The foodgrain production was estimated to touch 135 million tonne, an all-time high, and a jump of 9% from last year, the minister said, hoping higher output would lead to lower prices.
The output is 3.7% higher than the 131.3 million tonnes in 2011-12, the previous record, under the UPA government .
“(This is) the result of policies, hard work of farmers and good weather,” Singh said, revealing the first of the four quarterly estimates.
The big boost is expected in pulses that have roiled household budgets because of scarcity and high prices. With an expected harvest of 8.7 million tonne, kharif pulses would see a 57% rise over last year. This is 1.6 million tonne more than the record output of 2010-11.
Summer crops account for slightly more than half of the country’s total production. If rains are adequate, the overall economy gets a boost. Higher farm incomes push up rural sales of most consumer items -- from gold to cars.
When the harvest is good, nearly half of all the television sets and motorcycles are sold in the countryside, important to keep the manufacturing sector going.
Two policy decisions aided a shift to food crops, especially pulses. The government offered higher minimum support prices for pulses that also act as a floor price for private traders.
The government will also buy large amounts of pulses from farmers and hold them in reserve. These measures are aimed at giving cultivators a ready market.
Farmers sowed 4% more area than what is considered normal for summer.
Sugarcane output, however, is estimated to be lower at 305.24 million tonne from 352.16 million tonne last year.
The south-west monsoon -- vital because 60% of farms don’t have irrigation facilities -- has been normal or surplus in 88% of the country’s total area. Overall, the rain has been 5% below average.
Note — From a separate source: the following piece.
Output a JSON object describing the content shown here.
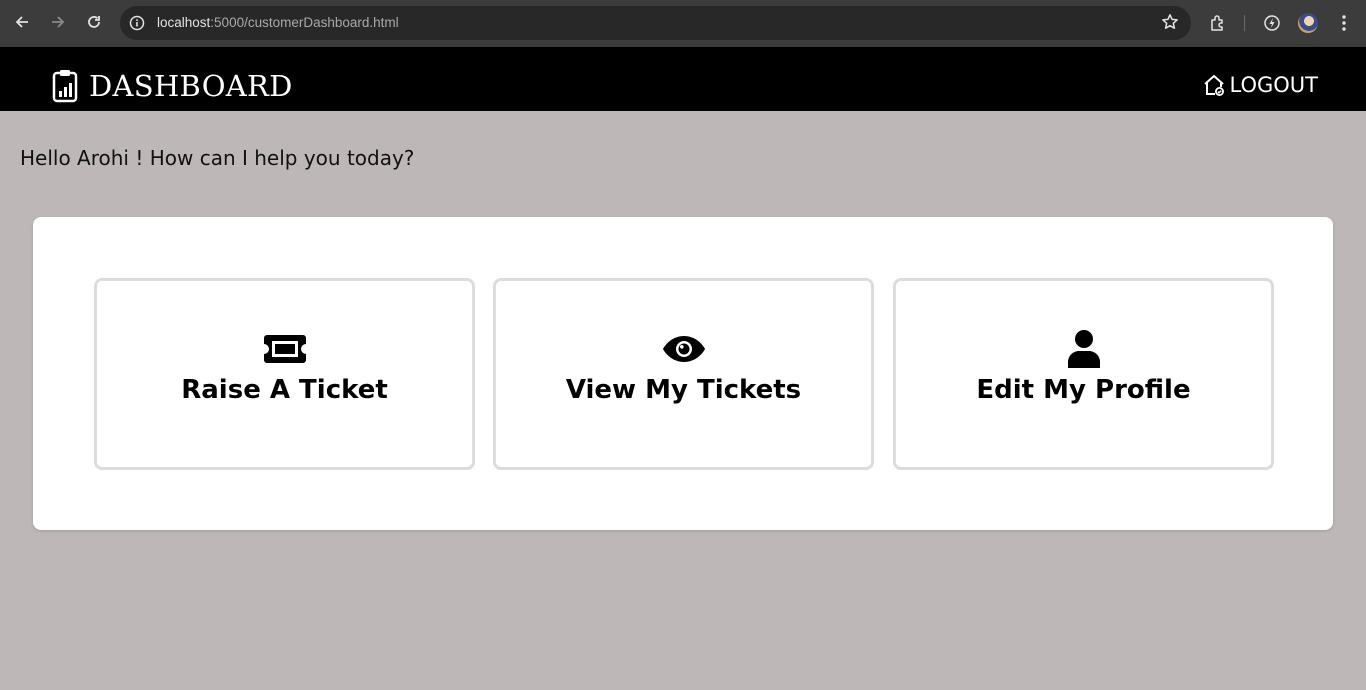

The turnaround in harvest comes after two years of crippling drought. In 2014 and 2015, the rains were deficient by 12% and 14%, leading to widespread rural distress.